“The glory of friendship is not the outstretched hand, not the kindly smile, nor the joy of companionship; it is the spiritual inspiration that comes to one when you discover that someone else believes in you and is willing to trust you with a friendship.” – Ralph Waldo Emerson
It is commonly noted that children make instant friends with one another, and I suppose it is so because they lack the pretense, greed and self-consciousness that often plague their adult counterparts. In short, they are pure of heart.
Insufficient purity of heart is the reason why most people tend to have many acquaintances, but few true friends. They approach others in the spirit of acquisitiveness, that is, they are looking for others primarily as a means of filling a void in themselves. They feel unloved, undesirable, uninspired, uninformed, among other things, and they set out to find people to fill in what they themselves have proven incapable of filling out.
Don’t get me wrong; we do need one another. We need friends, and lots of them. The basis upon which we set out to make them, however, is far more important than most have imagined. True friends can only be formed when the waters of the heart are pure, when both individuals are rooted in selfless service, motivated by love, and unconcerned about personal wants.

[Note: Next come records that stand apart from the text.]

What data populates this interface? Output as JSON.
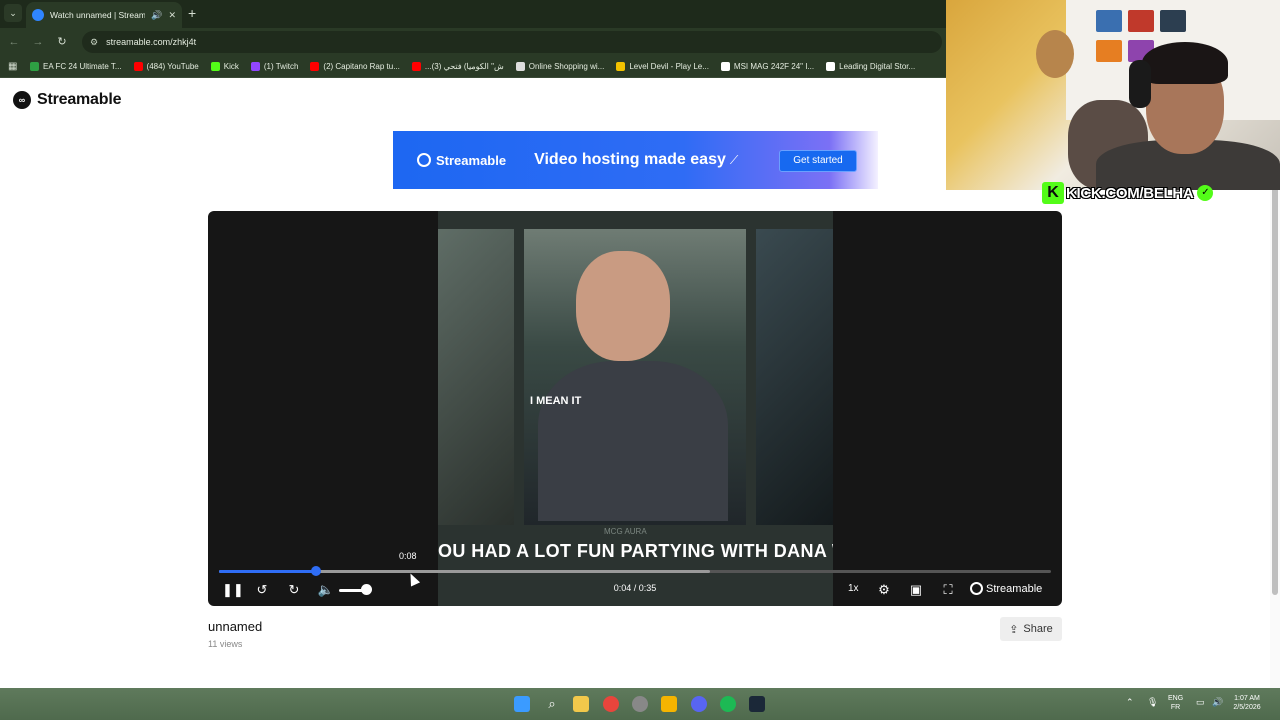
{
  "browser": {
    "tab_title": "Watch unnamed | Streamable",
    "new_tab": "+",
    "url": "streamable.com/zhkj4t",
    "bookmarks": [
      {
        "label": "EA FC 24 Ultimate T...",
        "color": "#2ea043"
      },
      {
        "label": "(484) YouTube",
        "color": "#ff0000"
      },
      {
        "label": "Kick",
        "color": "#53fc18"
      },
      {
        "label": "(1) Twitch",
        "color": "#9146ff"
      },
      {
        "label": "(2) Capitano Rap tu...",
        "color": "#ff0000"
      },
      {
        "label": "...ش\" الكوميا) فتحي (3)",
        "color": "#ff0000"
      },
      {
        "label": "Online Shopping wi...",
        "color": "#dddddd"
      },
      {
        "label": "Level Devil - Play Le...",
        "color": "#f2c200"
      },
      {
        "label": "MSI MAG 242F 24\" I...",
        "color": "#ffffff"
      },
      {
        "label": "Leading Digital Stor...",
        "color": "#ffffff"
      }
    ]
  },
  "site": {
    "logo": "Streamable",
    "banner_brand": "Streamable",
    "banner_text": "Video hosting made easy",
    "banner_cta": "Get started"
  },
  "player": {
    "caption_top": "I MEAN IT",
    "watermark": "MCG AURA",
    "caption_bottom": "OU HAD A LOT FUN PARTYING WITH DANA WI",
    "hover_time": "0:08",
    "time_display": "0:04 / 0:35",
    "speed": "1x",
    "brand": "Streamable",
    "progress": 0.117,
    "buffered": 0.59,
    "volume": 0.85
  },
  "video": {
    "title": "unnamed",
    "views": "11 views",
    "share_label": "Share"
  },
  "overlay": {
    "kick_handle": "KICK.COM/BELHA"
  },
  "taskbar": {
    "lang_top": "ENG",
    "lang_bottom": "FR",
    "time": "1:07 AM",
    "date": "2/5/2026"
  }
}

The lure of friendship is often cast into a pool of potential friends with the desperation of a hungry fisherman. Sadly, such attempts to find friends to fill outer needs or satisfy inner hungers rarely work out in the long run.
If you wish to be a friend, you must be willing to believe in others and trust them with your friendship. You must find it in yourself to approach them with sufficient purity of heart to merit the glories of friendship. To have a friend, you must be one.